PROBLEM STATEMENT: The response must contain every line from the records below that has "myblog".

Excerpts from an interface dataset:

*****

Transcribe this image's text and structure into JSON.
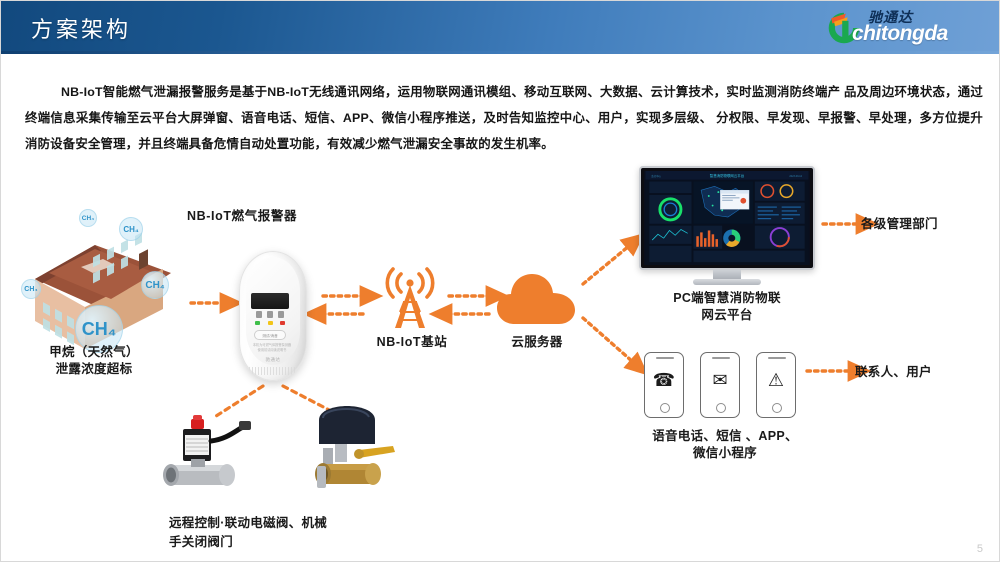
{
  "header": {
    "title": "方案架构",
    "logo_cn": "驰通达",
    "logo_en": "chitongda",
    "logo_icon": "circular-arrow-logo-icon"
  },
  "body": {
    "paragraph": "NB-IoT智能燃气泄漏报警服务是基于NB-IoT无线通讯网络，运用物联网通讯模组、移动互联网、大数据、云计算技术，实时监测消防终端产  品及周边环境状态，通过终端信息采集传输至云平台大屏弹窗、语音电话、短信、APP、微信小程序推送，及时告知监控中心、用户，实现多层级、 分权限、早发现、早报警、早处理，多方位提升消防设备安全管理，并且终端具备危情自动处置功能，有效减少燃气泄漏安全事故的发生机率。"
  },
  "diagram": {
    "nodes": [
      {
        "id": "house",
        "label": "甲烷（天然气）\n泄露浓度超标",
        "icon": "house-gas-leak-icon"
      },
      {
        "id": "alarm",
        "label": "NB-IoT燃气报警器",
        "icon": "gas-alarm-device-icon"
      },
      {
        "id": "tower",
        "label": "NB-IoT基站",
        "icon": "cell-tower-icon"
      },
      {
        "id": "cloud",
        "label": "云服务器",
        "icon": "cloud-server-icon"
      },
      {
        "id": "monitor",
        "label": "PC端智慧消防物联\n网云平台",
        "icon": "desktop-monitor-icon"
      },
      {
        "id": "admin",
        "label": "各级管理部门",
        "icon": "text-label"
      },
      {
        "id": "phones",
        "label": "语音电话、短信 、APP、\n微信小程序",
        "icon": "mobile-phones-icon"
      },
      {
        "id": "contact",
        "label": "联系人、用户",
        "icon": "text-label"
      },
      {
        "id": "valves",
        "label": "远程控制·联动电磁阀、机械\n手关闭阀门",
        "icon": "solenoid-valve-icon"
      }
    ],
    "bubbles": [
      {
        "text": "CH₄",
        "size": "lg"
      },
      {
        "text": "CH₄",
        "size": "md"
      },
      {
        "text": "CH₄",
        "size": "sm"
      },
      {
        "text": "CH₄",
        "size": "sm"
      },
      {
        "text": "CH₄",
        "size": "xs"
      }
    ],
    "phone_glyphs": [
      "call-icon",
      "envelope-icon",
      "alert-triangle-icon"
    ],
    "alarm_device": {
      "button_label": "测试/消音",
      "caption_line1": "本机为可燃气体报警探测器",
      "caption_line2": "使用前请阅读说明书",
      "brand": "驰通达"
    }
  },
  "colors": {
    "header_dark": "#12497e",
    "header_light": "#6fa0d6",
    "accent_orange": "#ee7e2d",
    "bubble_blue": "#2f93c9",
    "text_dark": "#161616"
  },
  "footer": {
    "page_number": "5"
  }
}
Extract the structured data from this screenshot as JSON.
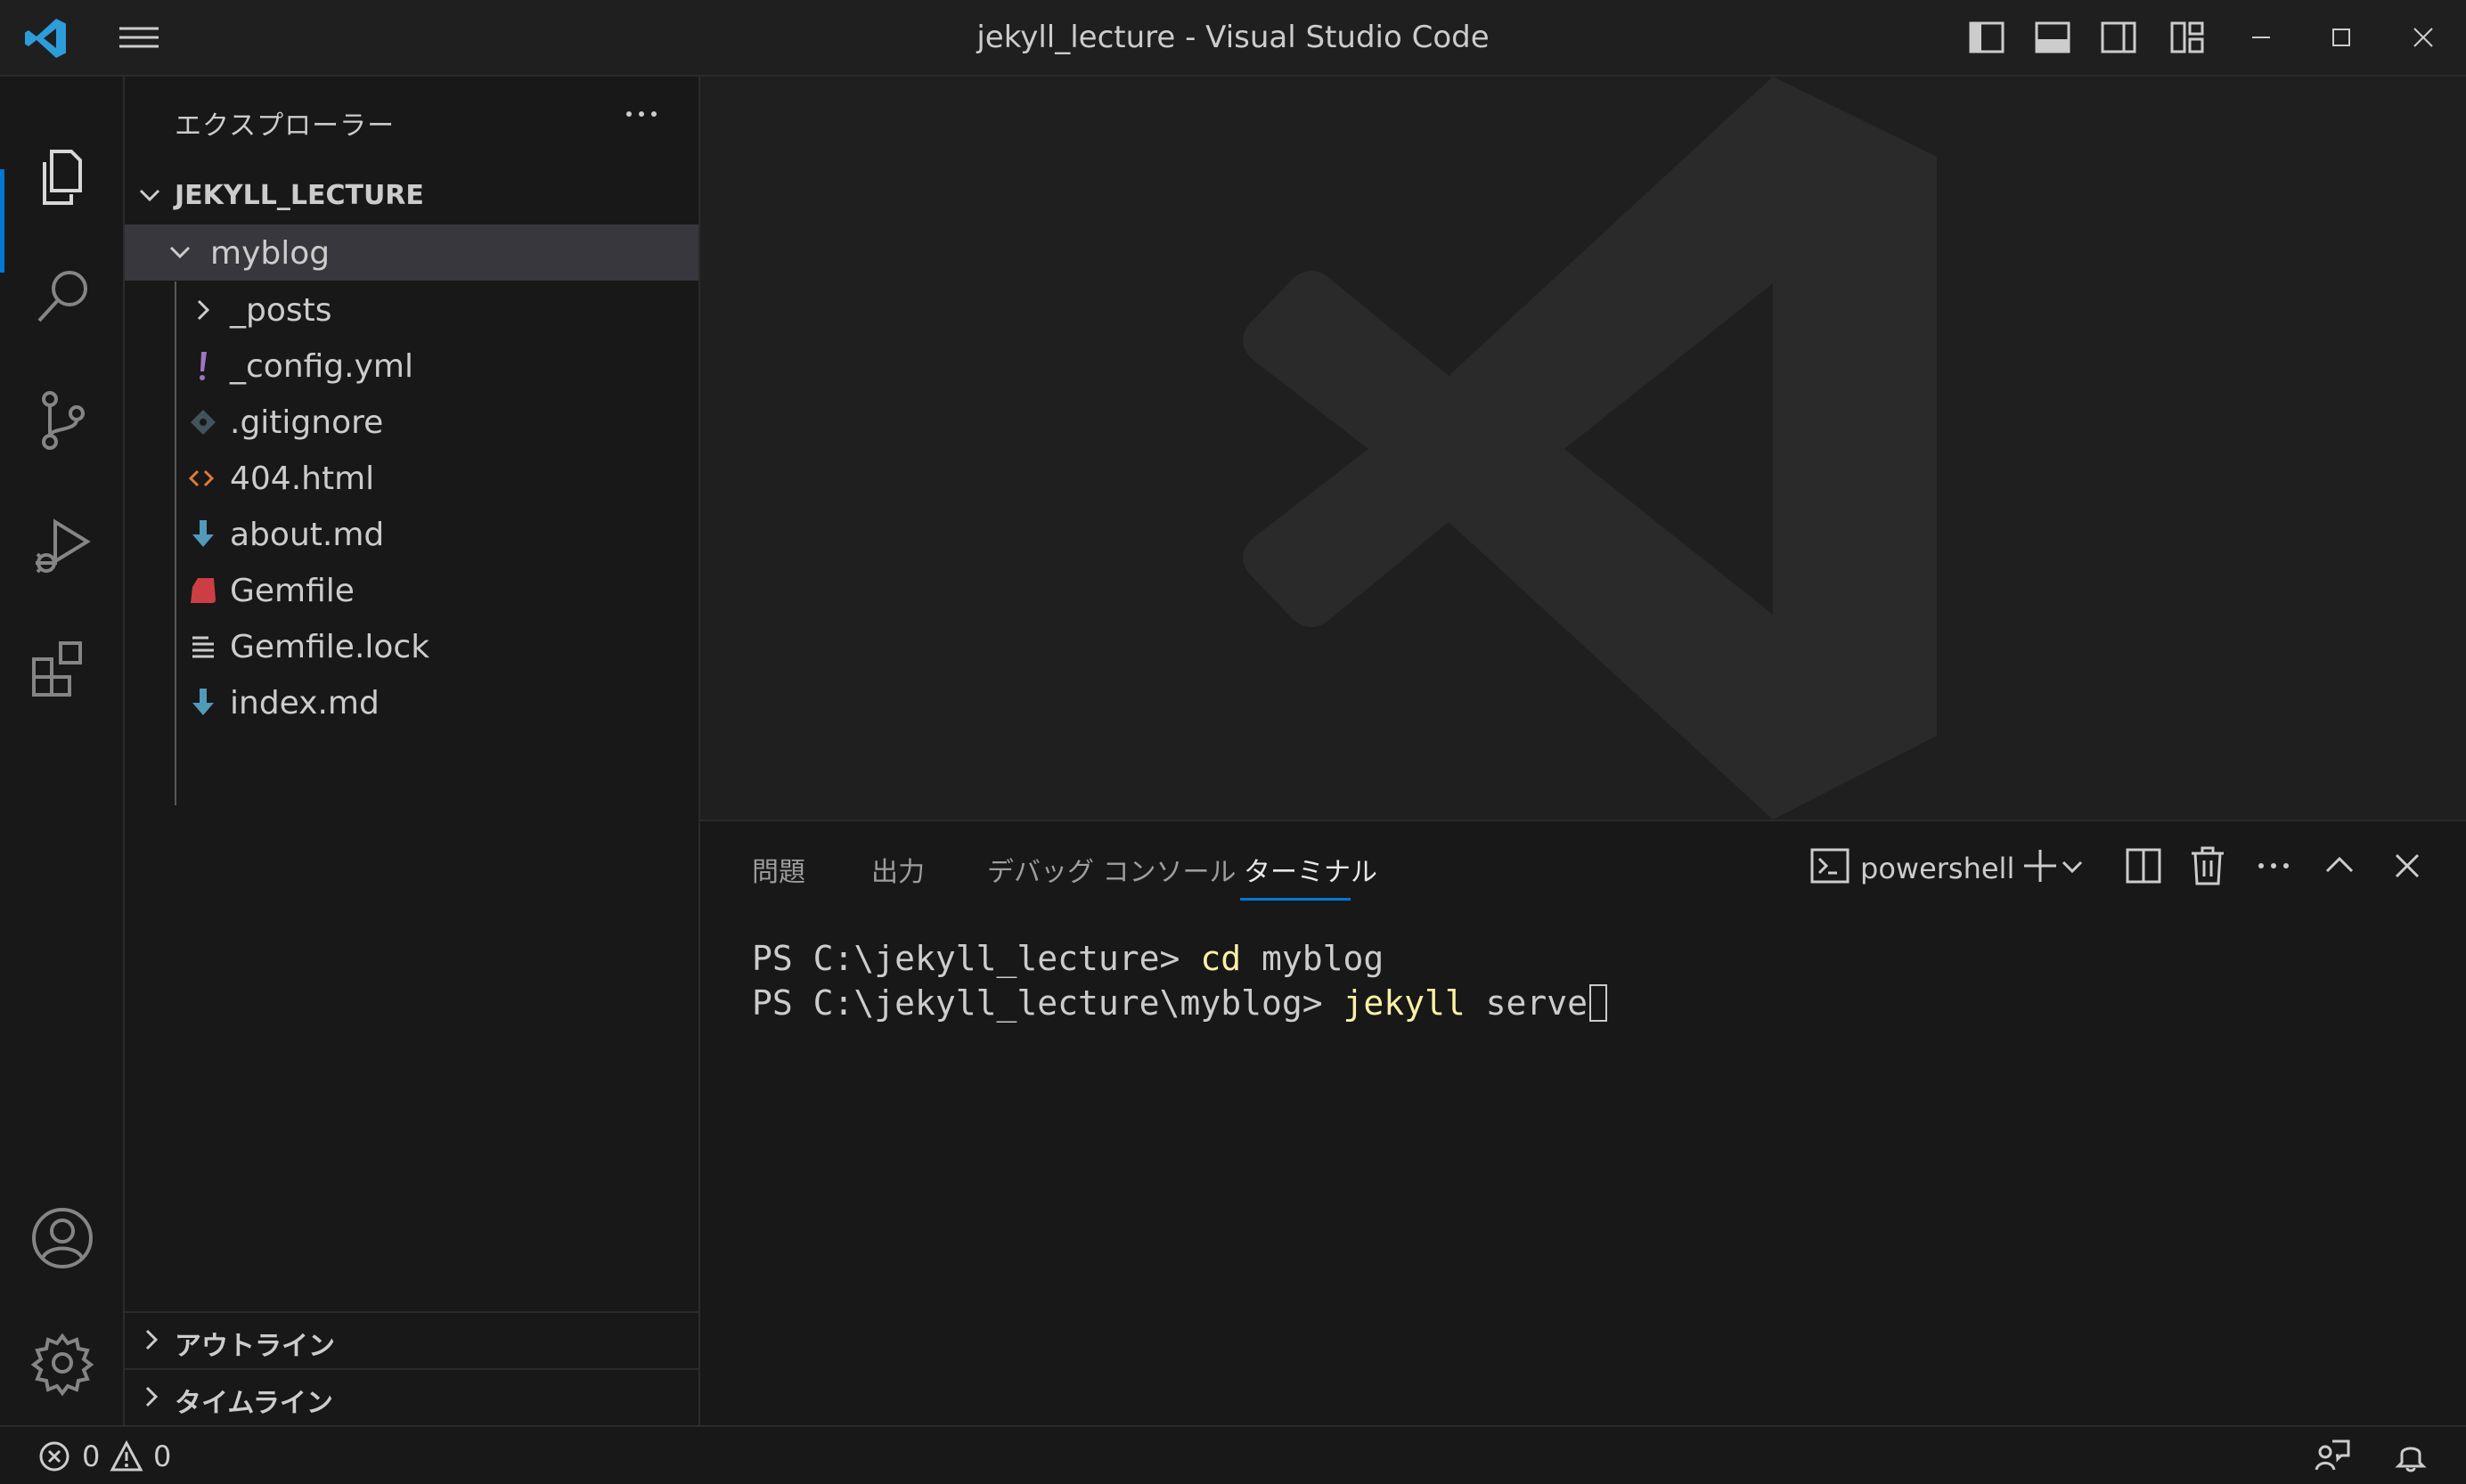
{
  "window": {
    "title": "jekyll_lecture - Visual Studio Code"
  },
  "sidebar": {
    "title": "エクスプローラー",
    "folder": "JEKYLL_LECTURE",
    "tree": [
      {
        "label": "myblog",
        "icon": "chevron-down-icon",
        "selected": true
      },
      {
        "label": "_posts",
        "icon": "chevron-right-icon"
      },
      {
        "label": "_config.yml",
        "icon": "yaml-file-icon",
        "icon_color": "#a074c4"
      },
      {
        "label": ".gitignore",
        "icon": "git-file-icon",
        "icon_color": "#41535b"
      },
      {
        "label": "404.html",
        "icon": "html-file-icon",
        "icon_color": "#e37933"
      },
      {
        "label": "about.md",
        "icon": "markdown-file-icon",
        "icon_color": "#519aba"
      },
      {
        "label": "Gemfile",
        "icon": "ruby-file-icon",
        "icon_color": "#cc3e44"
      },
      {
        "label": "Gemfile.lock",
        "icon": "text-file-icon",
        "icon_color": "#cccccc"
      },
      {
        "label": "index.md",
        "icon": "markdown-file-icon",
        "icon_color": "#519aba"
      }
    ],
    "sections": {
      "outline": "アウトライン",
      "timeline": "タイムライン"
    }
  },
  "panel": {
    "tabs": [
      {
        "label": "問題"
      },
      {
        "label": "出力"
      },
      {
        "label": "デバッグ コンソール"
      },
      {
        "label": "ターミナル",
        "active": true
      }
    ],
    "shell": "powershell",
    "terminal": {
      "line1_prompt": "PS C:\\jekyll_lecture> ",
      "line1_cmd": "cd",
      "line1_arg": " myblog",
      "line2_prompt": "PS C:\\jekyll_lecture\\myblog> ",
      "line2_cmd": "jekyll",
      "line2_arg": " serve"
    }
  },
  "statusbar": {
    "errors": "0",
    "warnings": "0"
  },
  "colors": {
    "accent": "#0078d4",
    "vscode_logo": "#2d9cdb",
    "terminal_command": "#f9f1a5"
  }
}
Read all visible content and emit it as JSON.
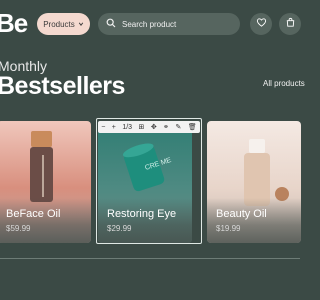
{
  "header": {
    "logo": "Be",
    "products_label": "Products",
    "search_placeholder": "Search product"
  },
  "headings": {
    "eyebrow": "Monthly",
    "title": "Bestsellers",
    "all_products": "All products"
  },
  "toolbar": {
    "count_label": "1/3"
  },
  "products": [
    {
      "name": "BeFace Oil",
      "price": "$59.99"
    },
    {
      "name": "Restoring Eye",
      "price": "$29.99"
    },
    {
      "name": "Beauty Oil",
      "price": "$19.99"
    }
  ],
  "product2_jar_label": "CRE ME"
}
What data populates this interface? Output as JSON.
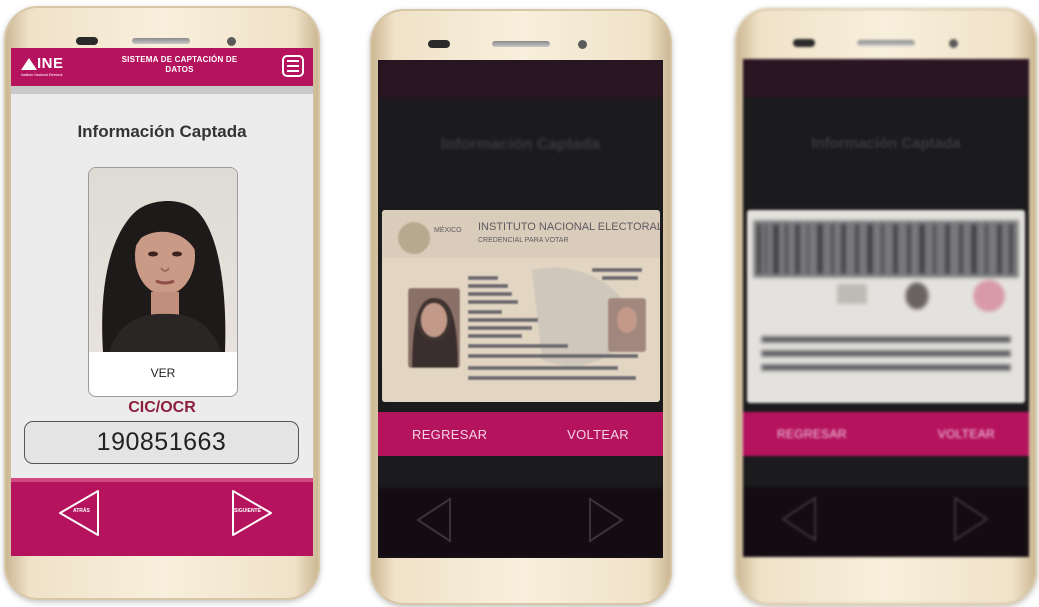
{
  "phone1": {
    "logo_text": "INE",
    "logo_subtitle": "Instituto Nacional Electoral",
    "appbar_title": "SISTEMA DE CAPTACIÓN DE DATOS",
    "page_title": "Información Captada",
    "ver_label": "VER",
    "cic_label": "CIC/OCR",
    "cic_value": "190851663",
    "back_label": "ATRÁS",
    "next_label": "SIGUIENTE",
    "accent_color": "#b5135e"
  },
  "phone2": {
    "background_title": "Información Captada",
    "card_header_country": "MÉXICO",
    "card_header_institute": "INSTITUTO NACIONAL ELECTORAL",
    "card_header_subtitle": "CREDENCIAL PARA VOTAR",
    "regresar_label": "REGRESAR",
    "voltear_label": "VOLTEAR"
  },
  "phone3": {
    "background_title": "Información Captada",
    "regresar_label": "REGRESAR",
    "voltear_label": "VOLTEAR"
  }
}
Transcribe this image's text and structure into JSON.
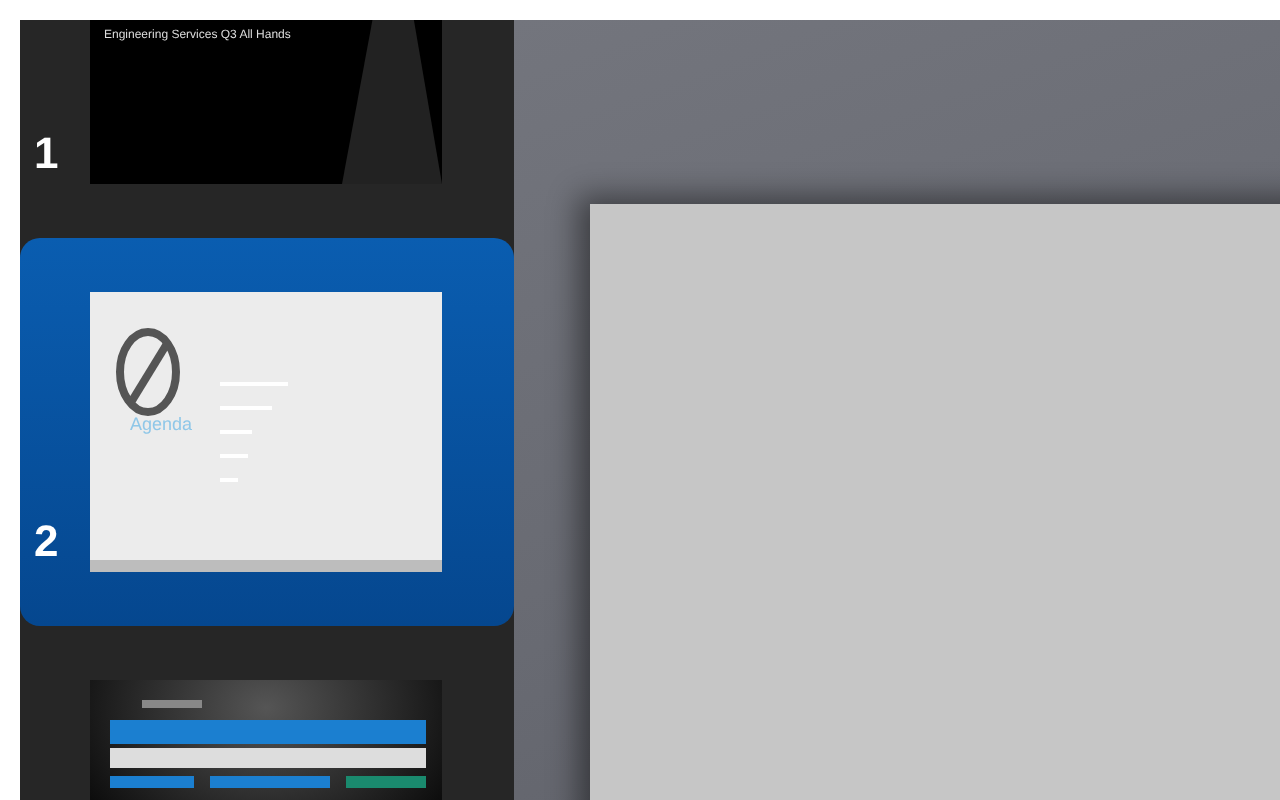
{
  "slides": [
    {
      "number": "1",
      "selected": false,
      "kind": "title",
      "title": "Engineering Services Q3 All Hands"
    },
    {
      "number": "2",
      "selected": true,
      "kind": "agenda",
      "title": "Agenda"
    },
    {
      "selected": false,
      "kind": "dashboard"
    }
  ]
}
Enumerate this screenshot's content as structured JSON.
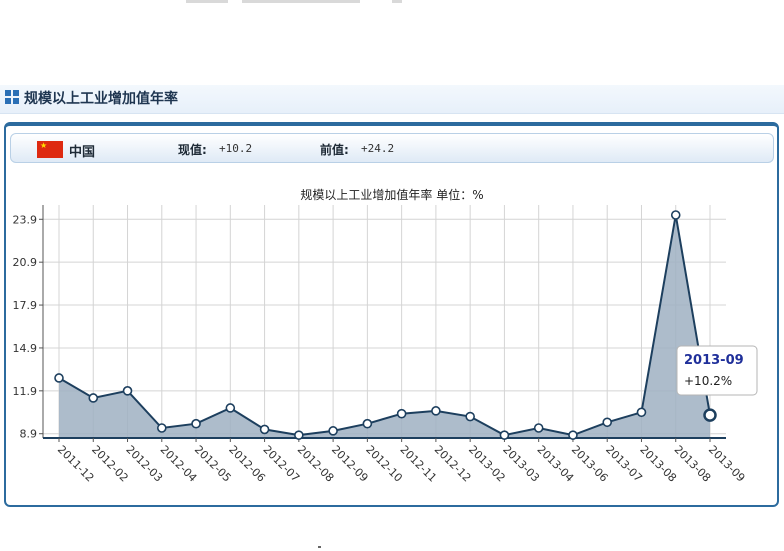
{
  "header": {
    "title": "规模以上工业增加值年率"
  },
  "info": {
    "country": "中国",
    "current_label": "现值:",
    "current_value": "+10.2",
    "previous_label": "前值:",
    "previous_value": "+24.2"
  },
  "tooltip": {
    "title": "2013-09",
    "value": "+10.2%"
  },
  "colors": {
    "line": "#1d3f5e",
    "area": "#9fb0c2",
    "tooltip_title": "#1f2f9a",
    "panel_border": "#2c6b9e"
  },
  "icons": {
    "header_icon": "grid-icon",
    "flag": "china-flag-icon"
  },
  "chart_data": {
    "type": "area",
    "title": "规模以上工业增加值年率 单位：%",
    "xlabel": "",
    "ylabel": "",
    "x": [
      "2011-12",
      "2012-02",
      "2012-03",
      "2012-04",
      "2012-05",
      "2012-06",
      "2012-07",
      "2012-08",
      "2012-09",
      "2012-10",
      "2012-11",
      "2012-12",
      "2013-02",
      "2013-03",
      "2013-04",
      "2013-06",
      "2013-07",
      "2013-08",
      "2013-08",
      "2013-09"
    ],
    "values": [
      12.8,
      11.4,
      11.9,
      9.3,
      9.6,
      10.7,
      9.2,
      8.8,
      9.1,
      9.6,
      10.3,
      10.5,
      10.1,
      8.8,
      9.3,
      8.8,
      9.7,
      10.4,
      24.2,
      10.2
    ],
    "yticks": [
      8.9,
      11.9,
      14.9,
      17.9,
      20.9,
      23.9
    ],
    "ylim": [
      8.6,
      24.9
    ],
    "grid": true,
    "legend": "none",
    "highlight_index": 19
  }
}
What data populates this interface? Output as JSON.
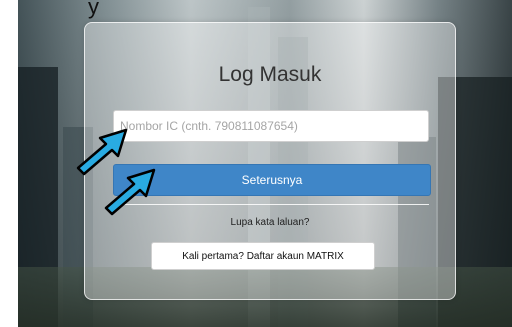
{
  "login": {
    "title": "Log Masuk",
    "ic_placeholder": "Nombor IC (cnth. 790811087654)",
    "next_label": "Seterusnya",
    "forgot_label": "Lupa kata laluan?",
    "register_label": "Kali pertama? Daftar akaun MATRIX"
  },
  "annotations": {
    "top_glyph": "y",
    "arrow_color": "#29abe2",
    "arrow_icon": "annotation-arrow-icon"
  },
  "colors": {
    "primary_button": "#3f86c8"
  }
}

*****

WRITTEN RESPONSE:
        "label": "myblog",
      "line1_arg": " myblog",
      "line2_prompt": "PS C:\\jekyll_lecture\\myblog> ",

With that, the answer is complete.